[Excerpts from an interface dataset]
╭──

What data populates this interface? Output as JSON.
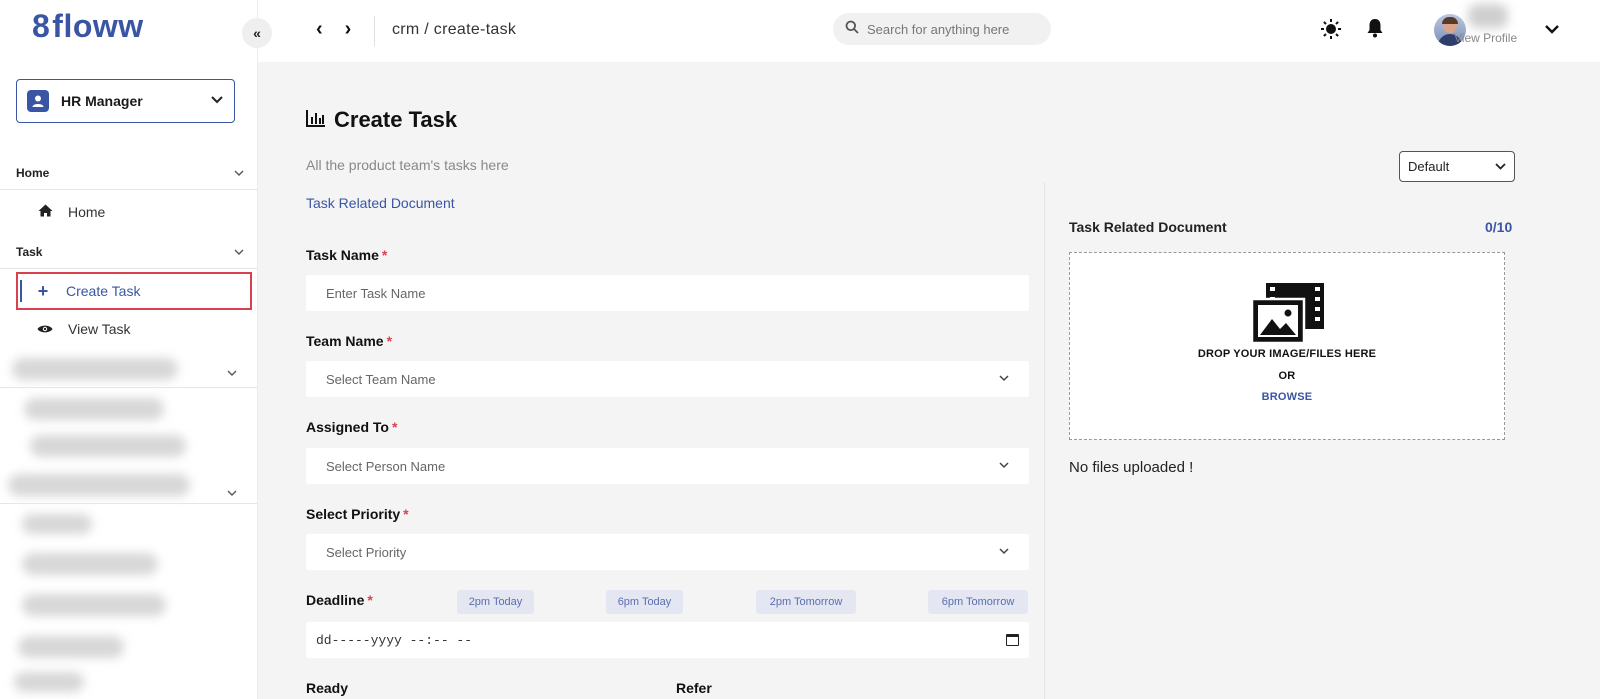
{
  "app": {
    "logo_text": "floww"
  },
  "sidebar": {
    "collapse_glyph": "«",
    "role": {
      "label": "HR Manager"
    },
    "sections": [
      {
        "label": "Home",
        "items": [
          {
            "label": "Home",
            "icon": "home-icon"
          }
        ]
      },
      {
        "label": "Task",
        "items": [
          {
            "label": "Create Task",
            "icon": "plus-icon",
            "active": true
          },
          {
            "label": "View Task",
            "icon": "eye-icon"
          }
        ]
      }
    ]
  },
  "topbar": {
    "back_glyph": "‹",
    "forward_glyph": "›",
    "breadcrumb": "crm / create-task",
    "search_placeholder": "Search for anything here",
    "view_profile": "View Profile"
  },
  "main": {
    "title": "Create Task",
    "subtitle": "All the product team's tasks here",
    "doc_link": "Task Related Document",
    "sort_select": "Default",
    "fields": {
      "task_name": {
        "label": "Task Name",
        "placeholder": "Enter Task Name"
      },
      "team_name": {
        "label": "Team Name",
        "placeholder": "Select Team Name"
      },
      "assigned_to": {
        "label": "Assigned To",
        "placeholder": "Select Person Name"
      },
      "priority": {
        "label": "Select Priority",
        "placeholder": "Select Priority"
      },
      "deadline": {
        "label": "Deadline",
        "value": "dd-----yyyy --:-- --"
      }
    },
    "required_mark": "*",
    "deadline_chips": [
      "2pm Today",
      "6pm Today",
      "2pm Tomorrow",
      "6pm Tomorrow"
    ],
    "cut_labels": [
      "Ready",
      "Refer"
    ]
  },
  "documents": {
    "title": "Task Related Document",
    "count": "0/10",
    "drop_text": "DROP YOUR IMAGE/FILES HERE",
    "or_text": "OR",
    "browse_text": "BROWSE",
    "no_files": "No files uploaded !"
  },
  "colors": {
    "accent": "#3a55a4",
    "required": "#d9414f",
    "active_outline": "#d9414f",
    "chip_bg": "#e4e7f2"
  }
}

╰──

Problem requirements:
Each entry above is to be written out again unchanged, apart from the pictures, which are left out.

Task solution:
What data populates this interface? Output as JSON.
{
  "app": {
    "logo_text": "floww"
  },
  "sidebar": {
    "collapse_glyph": "«",
    "role": {
      "label": "HR Manager"
    },
    "sections": [
      {
        "label": "Home",
        "items": [
          {
            "label": "Home",
            "icon": "home-icon"
          }
        ]
      },
      {
        "label": "Task",
        "items": [
          {
            "label": "Create Task",
            "icon": "plus-icon",
            "active": true
          },
          {
            "label": "View Task",
            "icon": "eye-icon"
          }
        ]
      }
    ]
  },
  "topbar": {
    "back_glyph": "‹",
    "forward_glyph": "›",
    "breadcrumb": "crm / create-task",
    "search_placeholder": "Search for anything here",
    "view_profile": "View Profile"
  },
  "main": {
    "title": "Create Task",
    "subtitle": "All the product team's tasks here",
    "doc_link": "Task Related Document",
    "sort_select": "Default",
    "fields": {
      "task_name": {
        "label": "Task Name",
        "placeholder": "Enter Task Name"
      },
      "team_name": {
        "label": "Team Name",
        "placeholder": "Select Team Name"
      },
      "assigned_to": {
        "label": "Assigned To",
        "placeholder": "Select Person Name"
      },
      "priority": {
        "label": "Select Priority",
        "placeholder": "Select Priority"
      },
      "deadline": {
        "label": "Deadline",
        "value": "dd-----yyyy --:-- --"
      }
    },
    "required_mark": "*",
    "deadline_chips": [
      "2pm Today",
      "6pm Today",
      "2pm Tomorrow",
      "6pm Tomorrow"
    ],
    "cut_labels": [
      "Ready",
      "Refer"
    ]
  },
  "documents": {
    "title": "Task Related Document",
    "count": "0/10",
    "drop_text": "DROP YOUR IMAGE/FILES HERE",
    "or_text": "OR",
    "browse_text": "BROWSE",
    "no_files": "No files uploaded !"
  },
  "colors": {
    "accent": "#3a55a4",
    "required": "#d9414f",
    "active_outline": "#d9414f",
    "chip_bg": "#e4e7f2"
  }
}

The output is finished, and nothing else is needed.